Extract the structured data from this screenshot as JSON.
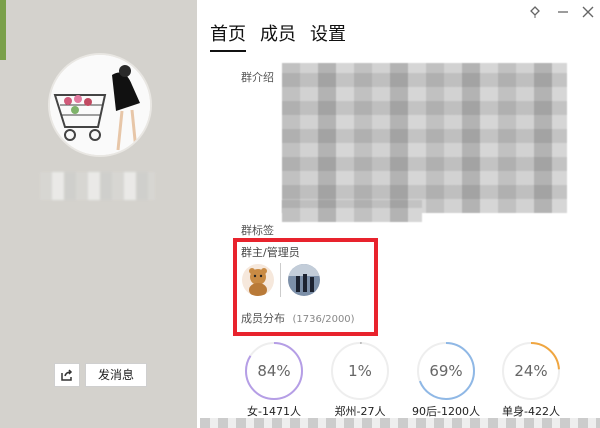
{
  "tabs": [
    {
      "label": "首页"
    },
    {
      "label": "成员"
    },
    {
      "label": "设置"
    }
  ],
  "sidebar": {
    "send_message_label": "发消息"
  },
  "group": {
    "intro_label": "群介绍",
    "tags_label": "群标签",
    "admins_label": "群主/管理员",
    "distribution_label": "成员分布",
    "distribution_count": "(1736/2000)"
  },
  "stats": [
    {
      "percent": "84%",
      "label": "女-1471人",
      "value": 84,
      "color": "#b59ee6"
    },
    {
      "percent": "1%",
      "label": "郑州-27人",
      "value": 1,
      "color": "#bdbdbd"
    },
    {
      "percent": "69%",
      "label": "90后-1200人",
      "value": 69,
      "color": "#8fb8e6"
    },
    {
      "percent": "24%",
      "label": "单身-422人",
      "value": 24,
      "color": "#f0a640"
    }
  ]
}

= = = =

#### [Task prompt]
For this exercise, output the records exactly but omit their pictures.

#### [Written answer]
Extract the structured data from this screenshot as JSON.
{
  "tabs": [
    {
      "label": "首页"
    },
    {
      "label": "成员"
    },
    {
      "label": "设置"
    }
  ],
  "sidebar": {
    "send_message_label": "发消息"
  },
  "group": {
    "intro_label": "群介绍",
    "tags_label": "群标签",
    "admins_label": "群主/管理员",
    "distribution_label": "成员分布",
    "distribution_count": "(1736/2000)"
  },
  "stats": [
    {
      "percent": "84%",
      "label": "女-1471人",
      "value": 84,
      "color": "#b59ee6"
    },
    {
      "percent": "1%",
      "label": "郑州-27人",
      "value": 1,
      "color": "#bdbdbd"
    },
    {
      "percent": "69%",
      "label": "90后-1200人",
      "value": 69,
      "color": "#8fb8e6"
    },
    {
      "percent": "24%",
      "label": "单身-422人",
      "value": 24,
      "color": "#f0a640"
    }
  ]
}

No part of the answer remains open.